Roosevelt Hall is an 18,000-square-foot building from the 1930s. It was the centerpiece for the University Homes neighborhood, which was the first public housing development in the country for African Americans. Roosevelt Hall is a relic—the one remaining building that’s still standing from the development. We were tasked with renovating, reusing, and redesigning it as a commercial centerpiece for a new mixed-use development. It includes a community space, computer labs, and office space. We also incorporated historic timelines and artwork that tell the story of University Homes and celebrate the building’s iconic past.

When I became the youngest architect in Georgia, that was a very proud moment for me. But what was more significant to me was the responsibility, achievement, and accomplishment of being one of the 2% of all licensed architects who are Black. I think that number is an embarrassment, frankly. I want to use my skills, talents, and platform to give back so that other people of color, particularly Black people, can see themselves succeeding in this profession.

My role as a commissioner of Atlanta’s Urban Design Commission is to help make sure that each proposed project to be constructed or renovated is a responsible steward to the context and design of its neighborhood. Our goal is to protect and preserve the historic fabric and nature of the city.

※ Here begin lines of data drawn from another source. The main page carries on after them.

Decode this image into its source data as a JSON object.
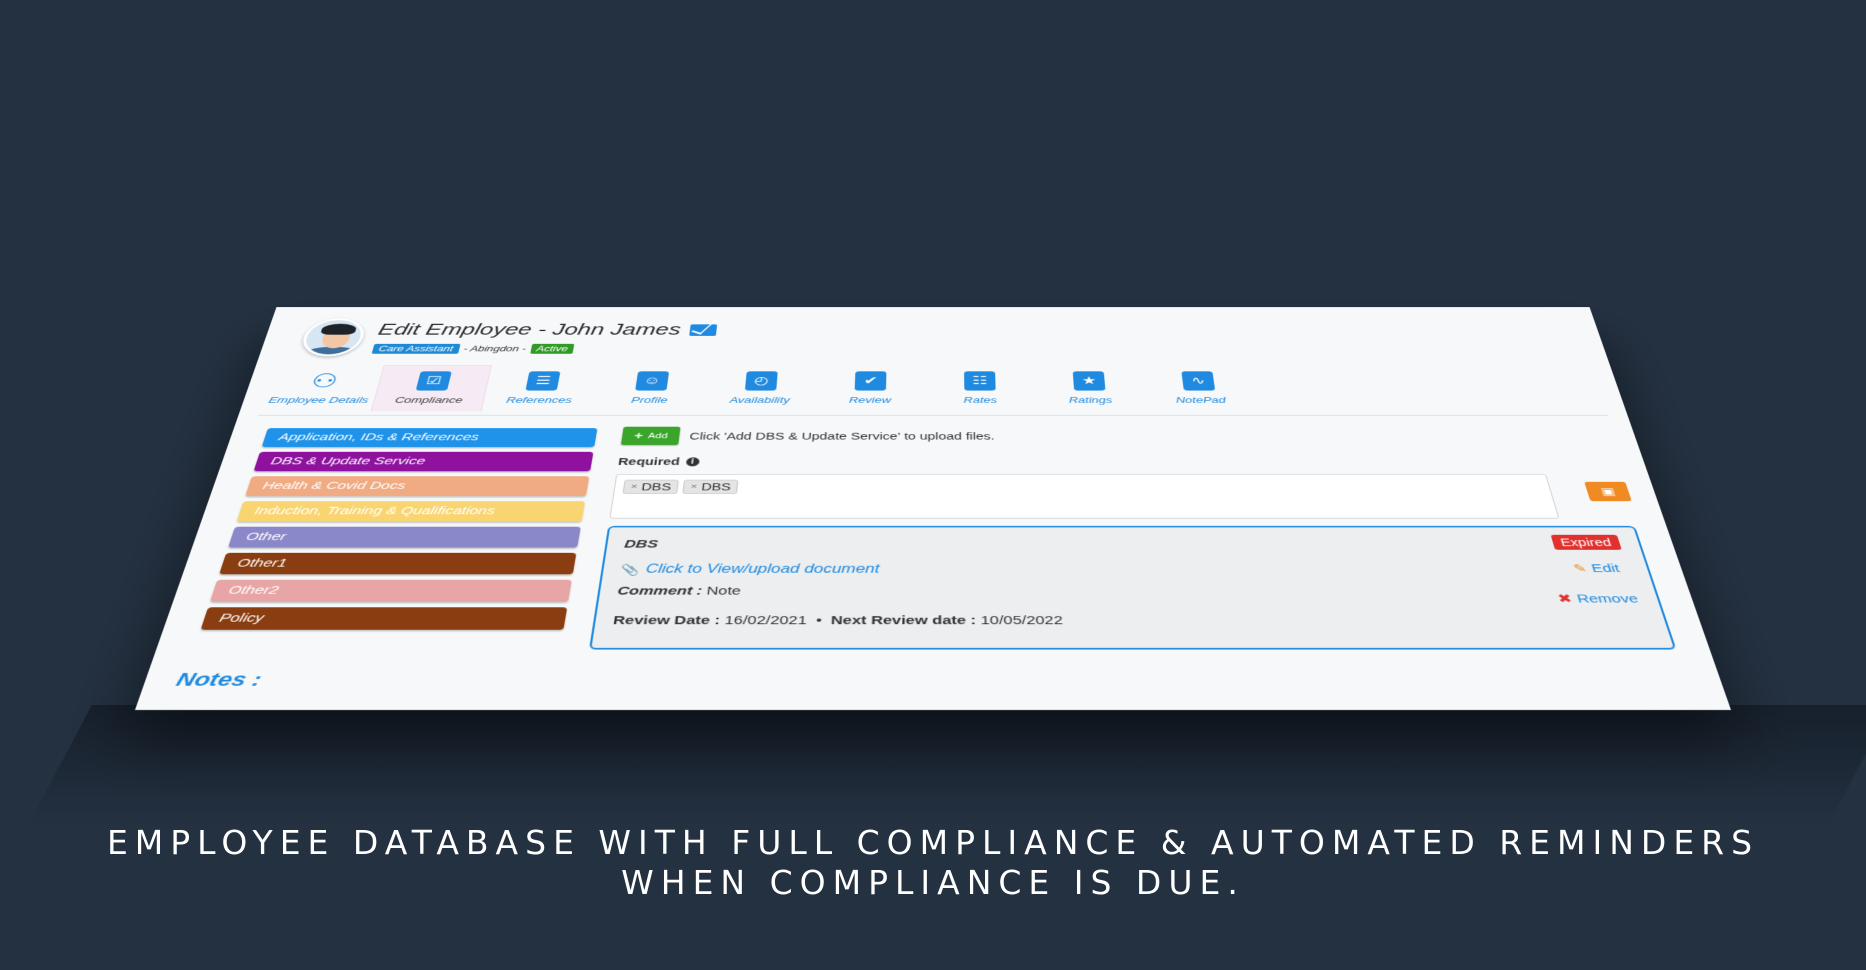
{
  "header": {
    "title": "Edit Employee - John James",
    "role_badge": "Care Assistant",
    "separator1": "- Abingdon -",
    "status_badge": "Active"
  },
  "tabs": [
    {
      "label": "Employee Details",
      "icon": "person-info-icon",
      "glyph": "⚇"
    },
    {
      "label": "Compliance",
      "icon": "clipboard-check-icon",
      "glyph": "☑"
    },
    {
      "label": "References",
      "icon": "list-document-icon",
      "glyph": "☰"
    },
    {
      "label": "Profile",
      "icon": "profile-card-icon",
      "glyph": "☺"
    },
    {
      "label": "Availability",
      "icon": "clock-icon",
      "glyph": "◴"
    },
    {
      "label": "Review",
      "icon": "user-check-icon",
      "glyph": "✔"
    },
    {
      "label": "Rates",
      "icon": "calculator-icon",
      "glyph": "☷"
    },
    {
      "label": "Ratings",
      "icon": "star-icon",
      "glyph": "★"
    },
    {
      "label": "NotePad",
      "icon": "notepad-icon",
      "glyph": "∿"
    }
  ],
  "active_tab": "Compliance",
  "categories": [
    {
      "label": "Application, IDs & References",
      "color": "#1f93ea"
    },
    {
      "label": "DBS & Update Service",
      "color": "#8e129e"
    },
    {
      "label": "Health & Covid Docs",
      "color": "#f0ab83"
    },
    {
      "label": "Induction, Training & Qualifications",
      "color": "#f9d571"
    },
    {
      "label": "Other",
      "color": "#8b88c9"
    },
    {
      "label": "Other1",
      "color": "#8a3d10"
    },
    {
      "label": "Other2",
      "color": "#e8a5a5"
    },
    {
      "label": "Policy",
      "color": "#8a3d10"
    }
  ],
  "notes_label": "Notes :",
  "main": {
    "add_label": "Add",
    "add_hint": "Click 'Add DBS & Update Service' to upload files.",
    "required_label": "Required",
    "tags": [
      "DBS",
      "DBS"
    ]
  },
  "document": {
    "title": "DBS",
    "status": "Expired",
    "view_link": "Click to View/upload document",
    "comment_label": "Comment :",
    "comment_value": "Note",
    "review_label": "Review Date :",
    "review_value": "16/02/2021",
    "dot": "•",
    "next_label": "Next Review date :",
    "next_value": "10/05/2022",
    "edit_label": "Edit",
    "remove_label": "Remove"
  },
  "caption": {
    "line1": "EMPLOYEE DATABASE WITH FULL COMPLIANCE & AUTOMATED REMINDERS",
    "line2": "WHEN COMPLIANCE IS DUE."
  },
  "colors": {
    "accent": "#1f8ae0",
    "background": "#243141",
    "add_green": "#3aa52a",
    "expired_red": "#e2302f",
    "save_orange": "#f08a22"
  }
}
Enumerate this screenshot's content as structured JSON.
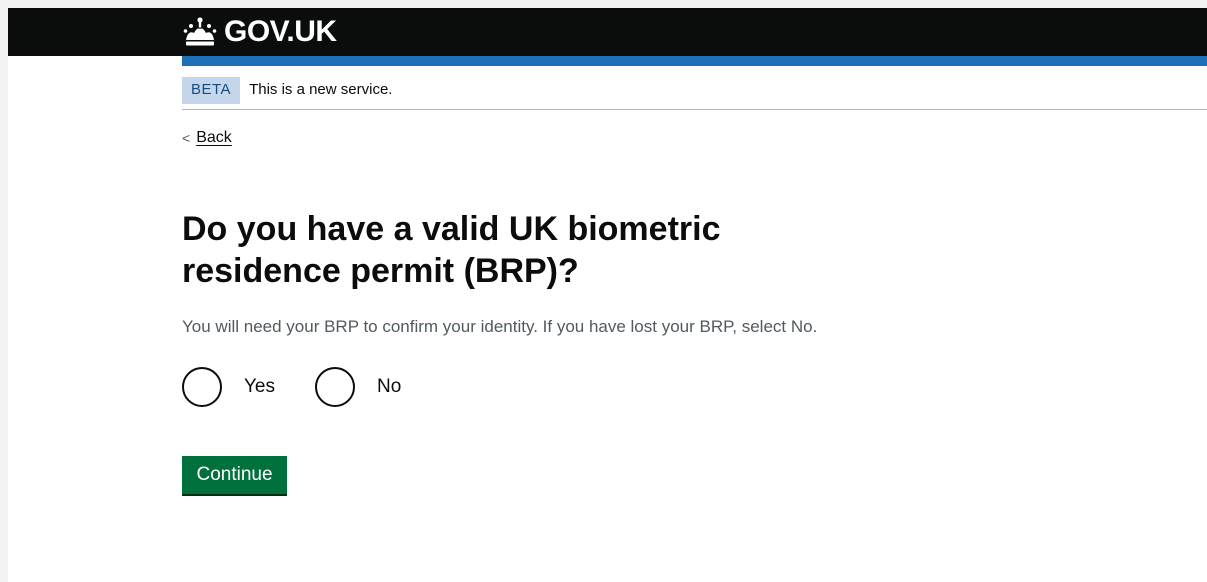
{
  "header": {
    "logo_text": "GOV.UK",
    "logo_icon": "crown-icon"
  },
  "phase_banner": {
    "tag": "BETA",
    "text": "This is a new service."
  },
  "back_link": {
    "label": "Back",
    "icon": "chevron-left-icon"
  },
  "question": {
    "heading": "Do you have a valid UK biometric residence permit (BRP)?",
    "hint": "You will need your BRP to confirm your identity. If you have lost your BRP, select No.",
    "options": [
      {
        "label": "Yes",
        "selected": false
      },
      {
        "label": "No",
        "selected": false
      }
    ]
  },
  "actions": {
    "continue_label": "Continue"
  },
  "colors": {
    "header_bg": "#0b0c0c",
    "brand_blue": "#1d70b8",
    "button_green": "#00703c",
    "phase_tag_bg": "#c5d6ea",
    "hint_text": "#505a5f"
  }
}
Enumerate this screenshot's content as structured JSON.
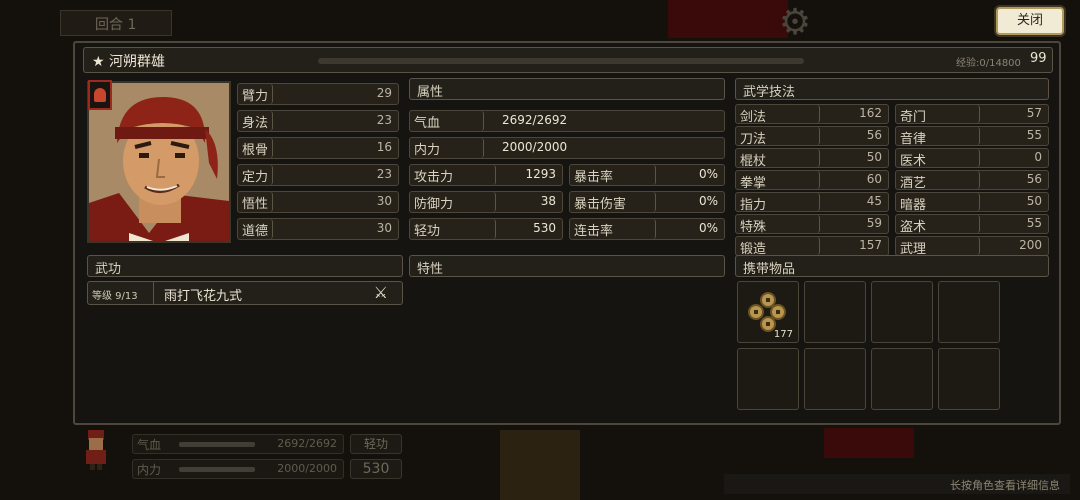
{
  "top": {
    "round_label": "回合 1",
    "close_label": "关闭"
  },
  "panel": {
    "title": "★ 河朔群雄",
    "exp_label": "经验:0/14800",
    "level": "99"
  },
  "attributes": [
    {
      "label": "臂力",
      "value": "29"
    },
    {
      "label": "身法",
      "value": "23"
    },
    {
      "label": "根骨",
      "value": "16"
    },
    {
      "label": "定力",
      "value": "23"
    },
    {
      "label": "悟性",
      "value": "30"
    },
    {
      "label": "道德",
      "value": "30"
    }
  ],
  "properties": {
    "header": "属性",
    "hp": {
      "label": "气血",
      "value": "2692/2692"
    },
    "mp": {
      "label": "内力",
      "value": "2000/2000"
    },
    "attack": {
      "label": "攻击力",
      "value": "1293"
    },
    "defense": {
      "label": "防御力",
      "value": "38"
    },
    "agility": {
      "label": "轻功",
      "value": "530"
    },
    "crit_rate": {
      "label": "暴击率",
      "value": "0%"
    },
    "crit_dmg": {
      "label": "暴击伤害",
      "value": "0%"
    },
    "combo_rate": {
      "label": "连击率",
      "value": "0%"
    }
  },
  "techniques": {
    "header": "武学技法",
    "left": [
      {
        "label": "剑法",
        "value": "162"
      },
      {
        "label": "刀法",
        "value": "56"
      },
      {
        "label": "棍杖",
        "value": "50"
      },
      {
        "label": "拳掌",
        "value": "60"
      },
      {
        "label": "指力",
        "value": "45"
      },
      {
        "label": "特殊",
        "value": "59"
      },
      {
        "label": "锻造",
        "value": "157"
      }
    ],
    "right": [
      {
        "label": "奇门",
        "value": "57"
      },
      {
        "label": "音律",
        "value": "55"
      },
      {
        "label": "医术",
        "value": "0"
      },
      {
        "label": "酒艺",
        "value": "56"
      },
      {
        "label": "暗器",
        "value": "50"
      },
      {
        "label": "盗术",
        "value": "55"
      },
      {
        "label": "武理",
        "value": "200"
      }
    ]
  },
  "martial": {
    "header": "武功",
    "skill_level": "等级 9/13",
    "skill_name": "雨打飞花九式"
  },
  "traits": {
    "header": "特性"
  },
  "inventory": {
    "header": "携带物品",
    "first_item_count": "177"
  },
  "hud": {
    "hp_label": "气血",
    "hp_value": "2692/2692",
    "mp_label": "内力",
    "mp_value": "2000/2000",
    "agility_label": "轻功",
    "agility_value": "530"
  },
  "hint": "长按角色查看详细信息"
}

I’m also proud that, in 2019, NOMA Atlanta established the first design award specifically tailored to people of color and women. It was the first time any design award in Atlanta specifically targeted or celebrated the contributions of minority designers. And I was the chairperson who planned, executed, and realized the vision of those awards.

What drew me to architecture was leaving a footprint on the physical environment. But if my impact can touch people and help to repair communities that have been torn apart, then that exceeds all my expectations professionally and I can die happy. — As told to Christina Sturdivant Sani